What does the future hold?
Despite the global supply glut in the face of falling demand, Ali Al-Naimi, the Saudi Oil Minister, last month said he expects global energy demand to rise in 2016, mainly driven by energy-hungry Asia.
“Lower prices have resulted in the largest demand growth in five years in 2015 but the impact is expected to fade away in 2016. Due to stricter environmental regulations, oil demand is not increasing at the same pace as in the past,” Haq said.
Observers believe that Naimi’s statement is an indication of the Kingdom’s grit not to reduce its current levels of oil production. Being the dominant force in OPEC, the bloc is hence expected to toe Saudi’s domestic policy of maintaining output, despite differing pleas from members such as Algeria and Venezuela.
The Kingdom has received essential backing from its GCC peers Qatar and the UAE, with Qatar’s Energy Minister Mohamed Bin Saleh Al Sada also saying oil prices have ‘bottomed out’ and that he expects oil prices to rise in 2016.
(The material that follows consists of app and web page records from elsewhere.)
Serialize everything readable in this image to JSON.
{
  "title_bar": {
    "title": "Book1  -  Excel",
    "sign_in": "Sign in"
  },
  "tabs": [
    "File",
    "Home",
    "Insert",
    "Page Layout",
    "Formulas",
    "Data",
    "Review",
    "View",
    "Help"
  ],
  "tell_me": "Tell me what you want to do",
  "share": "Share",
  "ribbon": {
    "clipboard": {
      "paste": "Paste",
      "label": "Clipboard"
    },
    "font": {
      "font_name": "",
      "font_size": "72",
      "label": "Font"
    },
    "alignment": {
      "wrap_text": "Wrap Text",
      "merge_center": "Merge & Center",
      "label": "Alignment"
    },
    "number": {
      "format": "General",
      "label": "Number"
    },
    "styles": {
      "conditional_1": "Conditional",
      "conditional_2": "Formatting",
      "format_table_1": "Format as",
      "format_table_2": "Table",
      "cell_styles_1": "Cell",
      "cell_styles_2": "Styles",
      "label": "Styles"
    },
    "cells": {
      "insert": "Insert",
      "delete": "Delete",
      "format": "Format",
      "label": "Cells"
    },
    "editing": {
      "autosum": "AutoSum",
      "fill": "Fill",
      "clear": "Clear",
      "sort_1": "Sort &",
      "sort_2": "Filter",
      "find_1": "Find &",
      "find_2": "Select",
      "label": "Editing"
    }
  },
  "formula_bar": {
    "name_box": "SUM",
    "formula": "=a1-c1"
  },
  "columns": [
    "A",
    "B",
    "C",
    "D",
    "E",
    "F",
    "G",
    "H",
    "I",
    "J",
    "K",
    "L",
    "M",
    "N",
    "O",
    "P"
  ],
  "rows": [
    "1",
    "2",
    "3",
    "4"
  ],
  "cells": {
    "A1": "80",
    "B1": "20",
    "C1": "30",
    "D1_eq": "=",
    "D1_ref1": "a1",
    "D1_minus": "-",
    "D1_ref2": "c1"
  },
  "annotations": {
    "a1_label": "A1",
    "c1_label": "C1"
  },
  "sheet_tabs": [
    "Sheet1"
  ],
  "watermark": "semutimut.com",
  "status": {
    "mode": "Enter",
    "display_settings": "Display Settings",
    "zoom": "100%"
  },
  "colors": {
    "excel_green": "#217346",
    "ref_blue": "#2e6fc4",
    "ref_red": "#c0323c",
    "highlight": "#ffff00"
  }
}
The UAE Energy Minister has also said he did not regret last year's OPEC decision to maintain high oil output levels. "I am sure that the decision was right and I am confident that the market will stabilise," Suhail Mohamed Al Mazrouei said at an industry conference in Dubai in November. "We are not regretting the decision we took, we had no option. Yes it's painful for many producers around the world and we share that pain, but it doesn't mean that we need to do something that is not sustainable."
In a bid to ward off criticism and boost confidence in its policies, Al-Naimi recently also said that Saudi Arabia also is working with other OPEC members and producers from outside the group to ‘stabilise the market’. “Saudi Arabia is a very reliable supplier. We cooperate with OPEC and non-OPEC countries to stabilise the market,” he said at a conference in Manama, Bahrain.
Saudi is expected to press ahead with its spending on oil and gas projects in the coming year, despite analysts warning that crude oil prices could dip to as low as $30 a barrel. “The Kingdom has to reduce spending especially on infrastructure expansion and social services and has to lower fuel subsidies,” for its energy projects, Haq comments.
Although Al-Naimi had earlier ruled out the Saudi government removing fuel subsidies, the Kingdom would possibly halt infrastructure projects and seek loans to fund its energy plans, experts maintain.
“The global economy is going through an unstable period. Crude demand is expected to rise by one million barrels a day every year in this decade, and the world requires more investments in oil to compensate for declining recovery rates. The recovery rate for all the world’s oilfields is decreasing by about 4mn barrels a day,” Al-Naimi stated in Bahrain. “We need billions of dollars to continue exploration and producing oil and to invest in spare capacity to stabilise the market.”